Spending the holidays in Hellas? Travel to Greece in December and January provides off-season discounts, light crowds, good air quality in Athens, and rich and moving Christmas pageantry, followed by New Year's celebrations and Epiphany.
Christmas in Greece
The holidays in Greece are special times, beginning with the feast of St. Nikolaos on December 6, when many Greeks exchange gifts.
In comparison with most Western European countries, Greece's celebration is still solemn and moving, a time for faith and family, with blissfully few of the commercial trappings visitors are accustomed to seeing elsewhere, though they are increasing every year. It's a good reason to go now. Without much support from the beleaguered Greek government, celebrations are in the hands of the cities and towns themselves.
In Athens, Syntagma Square will be decorated with ornaments made by schoolchildren with a Christmas "tree" created by art students. Empty shop windows, of which there are, sadly, many more than in the mid-2000s, will serve as temporary art display spaces. Overall, there will be displays and activities in the three main squares of Syntagma, Kotzia, and Klefthmono, at various places in the neighborhoods of Athens, and at cultural centers.
Up in Florina, December 23 and 24 see a traditional holiday Bonfire Festival held at Agios Panteleimonas, near Amynteo. Remember that weather may be a factor in travel. Florina is about a two-and-a-half-hour drive from Thessaloniki.

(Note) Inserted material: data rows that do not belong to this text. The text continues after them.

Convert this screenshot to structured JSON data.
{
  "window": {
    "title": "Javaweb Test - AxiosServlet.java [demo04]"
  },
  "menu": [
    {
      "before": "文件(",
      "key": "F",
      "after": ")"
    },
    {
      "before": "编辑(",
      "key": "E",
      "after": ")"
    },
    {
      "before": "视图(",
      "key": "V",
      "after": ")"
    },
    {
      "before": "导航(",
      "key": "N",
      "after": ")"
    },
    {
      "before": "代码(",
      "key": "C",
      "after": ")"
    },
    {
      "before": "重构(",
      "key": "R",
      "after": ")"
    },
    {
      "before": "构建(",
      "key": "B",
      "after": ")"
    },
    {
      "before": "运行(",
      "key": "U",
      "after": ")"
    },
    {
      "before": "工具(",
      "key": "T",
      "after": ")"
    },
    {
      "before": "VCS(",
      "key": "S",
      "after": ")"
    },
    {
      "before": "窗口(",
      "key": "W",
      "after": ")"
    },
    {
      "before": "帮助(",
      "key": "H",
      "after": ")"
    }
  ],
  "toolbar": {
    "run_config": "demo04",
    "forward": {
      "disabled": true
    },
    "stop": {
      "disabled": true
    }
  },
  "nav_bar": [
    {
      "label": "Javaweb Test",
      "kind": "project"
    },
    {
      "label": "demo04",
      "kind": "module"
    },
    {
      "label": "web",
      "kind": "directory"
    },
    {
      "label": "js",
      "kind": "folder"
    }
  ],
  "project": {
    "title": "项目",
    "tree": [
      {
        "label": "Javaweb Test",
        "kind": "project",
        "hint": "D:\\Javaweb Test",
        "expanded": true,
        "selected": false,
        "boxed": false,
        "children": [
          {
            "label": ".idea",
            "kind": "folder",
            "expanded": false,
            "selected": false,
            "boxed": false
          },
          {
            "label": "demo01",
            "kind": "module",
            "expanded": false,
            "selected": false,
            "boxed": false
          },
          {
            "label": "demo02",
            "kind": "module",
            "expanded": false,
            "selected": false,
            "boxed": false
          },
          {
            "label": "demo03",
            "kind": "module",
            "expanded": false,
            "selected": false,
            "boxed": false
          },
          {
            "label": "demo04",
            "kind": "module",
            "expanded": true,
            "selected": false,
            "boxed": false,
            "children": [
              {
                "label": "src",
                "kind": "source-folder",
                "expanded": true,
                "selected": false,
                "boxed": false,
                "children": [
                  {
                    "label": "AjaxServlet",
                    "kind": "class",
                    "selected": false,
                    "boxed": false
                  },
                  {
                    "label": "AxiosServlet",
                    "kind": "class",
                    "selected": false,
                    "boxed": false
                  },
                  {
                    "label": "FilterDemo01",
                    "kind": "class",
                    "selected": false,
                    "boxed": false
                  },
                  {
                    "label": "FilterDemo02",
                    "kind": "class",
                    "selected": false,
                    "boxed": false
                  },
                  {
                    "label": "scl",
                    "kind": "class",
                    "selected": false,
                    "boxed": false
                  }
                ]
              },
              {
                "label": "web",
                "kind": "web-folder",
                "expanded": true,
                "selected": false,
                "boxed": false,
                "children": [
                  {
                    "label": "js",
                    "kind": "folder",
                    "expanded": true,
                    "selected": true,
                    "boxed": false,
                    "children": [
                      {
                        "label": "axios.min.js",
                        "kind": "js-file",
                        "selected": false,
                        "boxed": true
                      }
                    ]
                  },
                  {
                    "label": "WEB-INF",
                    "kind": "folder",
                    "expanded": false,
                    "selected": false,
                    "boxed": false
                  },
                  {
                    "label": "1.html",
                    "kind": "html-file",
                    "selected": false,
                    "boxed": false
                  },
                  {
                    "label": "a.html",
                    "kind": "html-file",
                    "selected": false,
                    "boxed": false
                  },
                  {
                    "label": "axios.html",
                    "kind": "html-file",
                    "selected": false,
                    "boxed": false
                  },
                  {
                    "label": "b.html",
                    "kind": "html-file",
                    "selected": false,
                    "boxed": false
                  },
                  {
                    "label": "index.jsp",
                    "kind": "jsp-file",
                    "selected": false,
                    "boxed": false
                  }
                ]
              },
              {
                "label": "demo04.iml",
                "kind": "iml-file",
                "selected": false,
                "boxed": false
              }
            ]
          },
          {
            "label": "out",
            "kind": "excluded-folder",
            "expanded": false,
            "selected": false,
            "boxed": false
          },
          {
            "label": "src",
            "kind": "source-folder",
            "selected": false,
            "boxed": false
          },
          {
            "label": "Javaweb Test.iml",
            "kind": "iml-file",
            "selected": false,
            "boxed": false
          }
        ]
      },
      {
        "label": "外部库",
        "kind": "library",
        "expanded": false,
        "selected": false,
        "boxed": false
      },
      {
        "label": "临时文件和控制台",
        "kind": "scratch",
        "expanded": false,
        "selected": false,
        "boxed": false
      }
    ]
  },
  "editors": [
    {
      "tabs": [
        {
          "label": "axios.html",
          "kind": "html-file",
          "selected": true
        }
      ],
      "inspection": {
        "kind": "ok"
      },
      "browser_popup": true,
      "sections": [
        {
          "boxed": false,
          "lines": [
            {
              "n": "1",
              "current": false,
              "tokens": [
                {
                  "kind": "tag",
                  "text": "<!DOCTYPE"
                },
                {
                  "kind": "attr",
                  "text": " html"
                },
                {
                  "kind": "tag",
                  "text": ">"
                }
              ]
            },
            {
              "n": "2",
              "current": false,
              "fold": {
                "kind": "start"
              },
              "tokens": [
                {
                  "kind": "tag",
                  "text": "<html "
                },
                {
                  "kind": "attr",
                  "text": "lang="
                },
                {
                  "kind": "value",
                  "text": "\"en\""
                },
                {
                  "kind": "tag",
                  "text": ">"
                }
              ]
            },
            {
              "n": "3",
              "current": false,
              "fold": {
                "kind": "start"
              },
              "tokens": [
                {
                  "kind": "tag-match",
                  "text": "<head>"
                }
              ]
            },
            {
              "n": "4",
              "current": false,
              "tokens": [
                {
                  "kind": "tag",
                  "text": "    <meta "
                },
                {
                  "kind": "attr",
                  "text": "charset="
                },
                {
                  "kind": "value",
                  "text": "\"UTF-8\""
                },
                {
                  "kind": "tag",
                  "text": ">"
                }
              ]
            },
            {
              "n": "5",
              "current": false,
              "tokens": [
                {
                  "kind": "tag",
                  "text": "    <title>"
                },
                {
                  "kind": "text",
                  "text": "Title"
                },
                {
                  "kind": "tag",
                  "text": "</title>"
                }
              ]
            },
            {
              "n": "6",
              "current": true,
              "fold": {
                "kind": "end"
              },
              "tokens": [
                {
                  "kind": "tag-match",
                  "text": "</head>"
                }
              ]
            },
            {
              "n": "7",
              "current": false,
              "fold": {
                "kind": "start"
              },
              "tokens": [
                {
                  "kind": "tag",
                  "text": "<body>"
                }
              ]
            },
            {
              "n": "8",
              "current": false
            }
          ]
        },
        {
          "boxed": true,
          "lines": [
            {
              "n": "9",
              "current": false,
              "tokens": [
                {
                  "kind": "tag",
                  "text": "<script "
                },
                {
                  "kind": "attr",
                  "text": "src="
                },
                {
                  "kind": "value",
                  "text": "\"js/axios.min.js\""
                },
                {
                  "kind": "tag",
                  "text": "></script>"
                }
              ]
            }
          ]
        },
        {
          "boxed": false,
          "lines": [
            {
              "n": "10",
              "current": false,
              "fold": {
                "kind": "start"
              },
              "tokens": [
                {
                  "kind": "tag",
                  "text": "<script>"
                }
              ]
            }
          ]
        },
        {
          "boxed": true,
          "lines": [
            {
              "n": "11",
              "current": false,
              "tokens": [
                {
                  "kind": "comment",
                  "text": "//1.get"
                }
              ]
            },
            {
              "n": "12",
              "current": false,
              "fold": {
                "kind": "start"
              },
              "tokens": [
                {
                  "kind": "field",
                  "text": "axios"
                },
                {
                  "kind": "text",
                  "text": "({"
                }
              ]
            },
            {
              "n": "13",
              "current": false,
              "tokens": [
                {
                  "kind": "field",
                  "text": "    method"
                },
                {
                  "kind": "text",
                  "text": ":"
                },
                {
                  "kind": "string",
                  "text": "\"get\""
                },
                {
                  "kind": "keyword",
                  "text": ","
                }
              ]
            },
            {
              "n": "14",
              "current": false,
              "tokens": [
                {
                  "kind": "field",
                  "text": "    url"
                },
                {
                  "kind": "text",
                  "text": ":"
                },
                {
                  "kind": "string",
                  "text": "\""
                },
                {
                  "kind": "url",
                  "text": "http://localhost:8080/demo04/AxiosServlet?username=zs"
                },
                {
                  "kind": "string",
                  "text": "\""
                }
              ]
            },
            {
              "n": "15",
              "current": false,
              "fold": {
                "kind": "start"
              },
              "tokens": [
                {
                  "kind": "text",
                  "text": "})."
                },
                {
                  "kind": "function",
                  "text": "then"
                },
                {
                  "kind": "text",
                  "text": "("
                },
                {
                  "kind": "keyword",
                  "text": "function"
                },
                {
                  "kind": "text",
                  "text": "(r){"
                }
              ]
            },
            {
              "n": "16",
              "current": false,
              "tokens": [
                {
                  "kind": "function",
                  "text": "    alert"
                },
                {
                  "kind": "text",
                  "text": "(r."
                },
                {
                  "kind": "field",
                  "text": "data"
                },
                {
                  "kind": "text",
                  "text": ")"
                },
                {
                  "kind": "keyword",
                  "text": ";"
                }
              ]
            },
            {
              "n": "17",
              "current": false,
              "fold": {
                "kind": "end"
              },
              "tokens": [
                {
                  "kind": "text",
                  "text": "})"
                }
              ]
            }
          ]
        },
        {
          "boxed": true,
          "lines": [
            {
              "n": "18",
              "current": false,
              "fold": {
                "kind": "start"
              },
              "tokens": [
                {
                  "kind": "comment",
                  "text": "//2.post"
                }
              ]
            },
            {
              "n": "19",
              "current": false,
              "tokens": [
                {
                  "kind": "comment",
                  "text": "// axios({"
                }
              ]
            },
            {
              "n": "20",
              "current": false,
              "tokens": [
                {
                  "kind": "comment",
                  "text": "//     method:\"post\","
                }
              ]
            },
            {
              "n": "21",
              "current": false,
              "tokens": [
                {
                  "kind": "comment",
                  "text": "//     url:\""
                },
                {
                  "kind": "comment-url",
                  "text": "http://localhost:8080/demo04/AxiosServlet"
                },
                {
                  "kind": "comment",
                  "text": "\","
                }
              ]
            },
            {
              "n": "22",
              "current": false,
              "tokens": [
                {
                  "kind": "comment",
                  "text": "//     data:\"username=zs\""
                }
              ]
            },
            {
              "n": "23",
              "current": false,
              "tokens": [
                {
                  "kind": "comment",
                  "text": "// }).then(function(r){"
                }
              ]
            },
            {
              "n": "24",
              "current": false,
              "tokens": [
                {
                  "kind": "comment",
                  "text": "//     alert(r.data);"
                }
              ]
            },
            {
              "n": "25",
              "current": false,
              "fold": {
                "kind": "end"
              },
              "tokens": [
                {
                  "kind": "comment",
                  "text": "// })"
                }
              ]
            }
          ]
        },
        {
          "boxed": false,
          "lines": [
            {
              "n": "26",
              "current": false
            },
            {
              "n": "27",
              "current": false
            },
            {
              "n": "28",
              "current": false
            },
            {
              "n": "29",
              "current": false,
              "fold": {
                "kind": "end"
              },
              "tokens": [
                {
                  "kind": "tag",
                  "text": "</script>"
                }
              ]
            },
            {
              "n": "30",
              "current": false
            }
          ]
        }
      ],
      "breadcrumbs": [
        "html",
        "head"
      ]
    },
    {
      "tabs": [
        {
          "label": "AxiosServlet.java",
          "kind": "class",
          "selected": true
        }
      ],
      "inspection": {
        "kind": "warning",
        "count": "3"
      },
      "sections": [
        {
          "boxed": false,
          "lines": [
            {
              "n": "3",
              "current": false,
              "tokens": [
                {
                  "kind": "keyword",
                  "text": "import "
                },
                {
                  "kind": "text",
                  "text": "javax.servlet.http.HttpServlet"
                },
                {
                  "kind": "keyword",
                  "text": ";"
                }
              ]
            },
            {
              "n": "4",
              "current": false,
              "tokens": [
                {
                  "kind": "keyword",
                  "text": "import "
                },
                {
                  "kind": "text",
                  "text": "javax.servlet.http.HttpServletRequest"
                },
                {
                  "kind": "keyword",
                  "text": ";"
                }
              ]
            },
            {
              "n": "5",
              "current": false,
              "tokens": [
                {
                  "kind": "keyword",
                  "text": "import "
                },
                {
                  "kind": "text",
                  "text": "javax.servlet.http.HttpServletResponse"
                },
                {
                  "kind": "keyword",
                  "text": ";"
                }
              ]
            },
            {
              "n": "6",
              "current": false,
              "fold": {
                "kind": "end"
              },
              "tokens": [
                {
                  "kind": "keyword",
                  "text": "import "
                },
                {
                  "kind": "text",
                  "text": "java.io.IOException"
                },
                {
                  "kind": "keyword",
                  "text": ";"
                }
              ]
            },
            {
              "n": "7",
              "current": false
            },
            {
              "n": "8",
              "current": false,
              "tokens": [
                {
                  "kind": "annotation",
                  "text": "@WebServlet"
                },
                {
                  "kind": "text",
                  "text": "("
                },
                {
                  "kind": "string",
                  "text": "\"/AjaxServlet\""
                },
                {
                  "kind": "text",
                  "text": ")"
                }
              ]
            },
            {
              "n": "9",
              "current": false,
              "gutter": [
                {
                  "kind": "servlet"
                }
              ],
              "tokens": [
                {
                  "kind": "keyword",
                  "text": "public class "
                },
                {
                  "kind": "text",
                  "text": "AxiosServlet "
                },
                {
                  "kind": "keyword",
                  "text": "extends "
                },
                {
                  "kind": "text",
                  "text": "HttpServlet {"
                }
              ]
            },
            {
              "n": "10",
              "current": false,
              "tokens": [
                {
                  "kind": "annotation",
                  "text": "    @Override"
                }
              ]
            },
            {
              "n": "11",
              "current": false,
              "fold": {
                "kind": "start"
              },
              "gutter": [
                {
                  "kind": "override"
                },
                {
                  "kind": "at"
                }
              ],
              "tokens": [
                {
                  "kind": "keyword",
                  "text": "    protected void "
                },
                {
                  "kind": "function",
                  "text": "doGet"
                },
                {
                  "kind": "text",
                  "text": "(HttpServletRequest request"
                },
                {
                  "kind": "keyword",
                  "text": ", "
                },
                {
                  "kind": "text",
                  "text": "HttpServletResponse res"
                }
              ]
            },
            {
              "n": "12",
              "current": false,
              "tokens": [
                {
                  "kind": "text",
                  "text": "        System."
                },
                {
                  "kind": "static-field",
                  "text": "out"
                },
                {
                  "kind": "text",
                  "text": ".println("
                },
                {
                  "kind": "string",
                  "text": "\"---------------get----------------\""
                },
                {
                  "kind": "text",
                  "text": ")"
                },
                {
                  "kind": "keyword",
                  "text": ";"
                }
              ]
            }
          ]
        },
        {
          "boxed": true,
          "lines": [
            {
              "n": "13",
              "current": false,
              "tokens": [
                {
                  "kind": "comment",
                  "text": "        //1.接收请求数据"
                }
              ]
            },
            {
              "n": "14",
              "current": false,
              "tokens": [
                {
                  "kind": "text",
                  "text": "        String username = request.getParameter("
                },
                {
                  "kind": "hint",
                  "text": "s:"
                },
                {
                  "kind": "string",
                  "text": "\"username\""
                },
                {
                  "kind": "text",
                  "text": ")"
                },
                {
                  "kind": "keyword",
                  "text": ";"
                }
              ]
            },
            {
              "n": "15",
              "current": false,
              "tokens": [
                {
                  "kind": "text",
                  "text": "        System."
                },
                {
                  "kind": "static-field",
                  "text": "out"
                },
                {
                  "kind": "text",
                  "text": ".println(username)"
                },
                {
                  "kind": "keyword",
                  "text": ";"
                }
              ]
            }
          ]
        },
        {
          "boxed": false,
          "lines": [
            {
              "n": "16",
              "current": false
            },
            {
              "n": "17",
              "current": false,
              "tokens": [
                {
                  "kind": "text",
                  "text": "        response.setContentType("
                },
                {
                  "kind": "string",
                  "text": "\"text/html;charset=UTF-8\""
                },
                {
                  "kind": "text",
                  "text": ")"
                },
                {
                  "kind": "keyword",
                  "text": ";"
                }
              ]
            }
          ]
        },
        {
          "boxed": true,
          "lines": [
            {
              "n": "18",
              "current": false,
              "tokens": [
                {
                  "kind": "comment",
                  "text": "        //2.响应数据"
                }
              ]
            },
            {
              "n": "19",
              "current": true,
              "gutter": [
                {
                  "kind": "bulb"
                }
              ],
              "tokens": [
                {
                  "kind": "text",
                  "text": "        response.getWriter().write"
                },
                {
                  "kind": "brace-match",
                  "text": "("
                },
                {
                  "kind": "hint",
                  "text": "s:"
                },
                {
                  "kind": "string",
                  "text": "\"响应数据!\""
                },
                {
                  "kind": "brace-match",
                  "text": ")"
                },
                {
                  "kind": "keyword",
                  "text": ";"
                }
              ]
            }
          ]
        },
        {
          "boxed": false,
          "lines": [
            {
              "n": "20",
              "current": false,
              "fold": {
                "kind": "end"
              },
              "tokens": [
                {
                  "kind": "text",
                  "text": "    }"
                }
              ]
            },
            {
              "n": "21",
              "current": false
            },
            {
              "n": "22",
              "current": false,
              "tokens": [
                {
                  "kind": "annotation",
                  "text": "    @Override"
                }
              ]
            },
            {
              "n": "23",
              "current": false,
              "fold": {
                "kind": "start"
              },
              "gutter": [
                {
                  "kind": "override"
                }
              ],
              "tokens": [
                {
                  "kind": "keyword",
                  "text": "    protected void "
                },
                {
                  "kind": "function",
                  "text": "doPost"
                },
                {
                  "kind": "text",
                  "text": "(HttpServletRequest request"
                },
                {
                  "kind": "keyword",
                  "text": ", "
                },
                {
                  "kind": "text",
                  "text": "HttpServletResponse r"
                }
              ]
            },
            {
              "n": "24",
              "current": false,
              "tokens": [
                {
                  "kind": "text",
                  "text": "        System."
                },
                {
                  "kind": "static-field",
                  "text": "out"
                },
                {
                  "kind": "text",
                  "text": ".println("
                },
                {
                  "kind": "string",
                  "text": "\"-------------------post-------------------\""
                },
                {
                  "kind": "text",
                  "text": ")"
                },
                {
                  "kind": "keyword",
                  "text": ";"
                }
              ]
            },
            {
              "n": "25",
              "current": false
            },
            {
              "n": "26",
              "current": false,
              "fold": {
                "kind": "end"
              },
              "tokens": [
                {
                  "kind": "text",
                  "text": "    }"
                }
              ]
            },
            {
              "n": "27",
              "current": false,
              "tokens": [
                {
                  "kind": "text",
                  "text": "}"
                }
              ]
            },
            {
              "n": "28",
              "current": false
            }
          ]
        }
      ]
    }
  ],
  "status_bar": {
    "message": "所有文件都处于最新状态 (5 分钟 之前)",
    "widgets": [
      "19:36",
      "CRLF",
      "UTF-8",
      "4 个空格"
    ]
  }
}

On New Year's Eve, look for a free city-sponsored concert and fireworks.
Many businesses, sites, and museums will close irregularly through the holiday season. Officially, the actual dates of December 25 to 26 and January 1 are the only ones supposed to be affected - but please check before making final plans.
There will usually be a small travel crunch just before Christmas and just after January 1 and again after January 6, as some Greeks go home for the holidays and then return to Athens. This year, due to the financial crisis, Greeks may not be traveling quite as much for the holidays, so the more casual visitor will probably find space on planes and ferries.
December Quick Look
- Mainland Weather: Cold, rain, snow in the mountains, some fair days
- Island Weather: Cold and windy (though often sunny larger islands such as Crete and Rhodes and the west coast Ionians fare best)
- Prices: Low
- Events: Athens arts events. Feast of St. Nicholas on Dec. 6th. New Year's Day and Epiphany bring light to January.
- Facilities: The smaller Cycladic islands, more remote islands, and many others are virtually closed, with few hotels and restaurants remaining open and infrequent ferry service that makes island-hopping difficult. Travel between isles is limited. But in the mountains, depending on the snow situation, the ski season usually begins, and you can take a peek through many winter resort webcams in Greece.
January Quick Look
- Mainland Weather: Cold and wet; snow in the mountains.
- Island/Coastal Weather: Cold, wet (sometimes even snowy), and windy. Sunny, pleasant days are usually very limited.
- Prices: Low
- Events: Many events, mainly aimed at Greek aficionados of the arts. There are New Year's celebrations, then Epiphany on Jan 6th. Plays, concerts, etc. are on in Athens and Thessaloniki, as well as many other locations.
- Facilities: Hotels and restaurants on many islands will be closed. The ski season is in full swing, though bad weather may interfere. Port visits by tender from cruise ships may be canceled due to rough water.
New Year's Eve is celebrated more and more vigorously in Athens and elsewhere, and larger hotels usually host a party. On the island of Chios, ship models are created and carried around by groups of fishermen singing songs. January First is the Feast of St. Basil when many Greeks practice the old custom of slicing a piece of the Vassilopita (Basil Cake) in hopes of finding a lucky coin concealed by the baker. Though St. Nikolaos may seem to be a more obvious inspiration for Santa Claus, it's St.
Basil who visits with gifts on this day. Playing cards on a table covered with lucky green felt are also supposed to assure abundance the whole year through.
Epiphany celebrations in towns by the sea or by rivers will include the local priest throwing a cross into the waters, where it is retrieved by intrepid young men who dive for it in the frigid waters, a blessing of the waters which dates back to ancient times. As the day of the baptism of Jesus, many Greek Orthodox families arrange children's baptisms for this day. If you're in the Athens area, Piraeus has a particularly lavish ceremony.
On January 8th, a few remote villages practice role-reversal, with the women pursuing male activities (mainly consisting of drinking coffee at the kafeneions and playing cards) while the men attempt to fulfill the women's roles at home. An evening celebration follows as things return to "normal" for another year - and possibly some new understanding lingers, at least for a few months!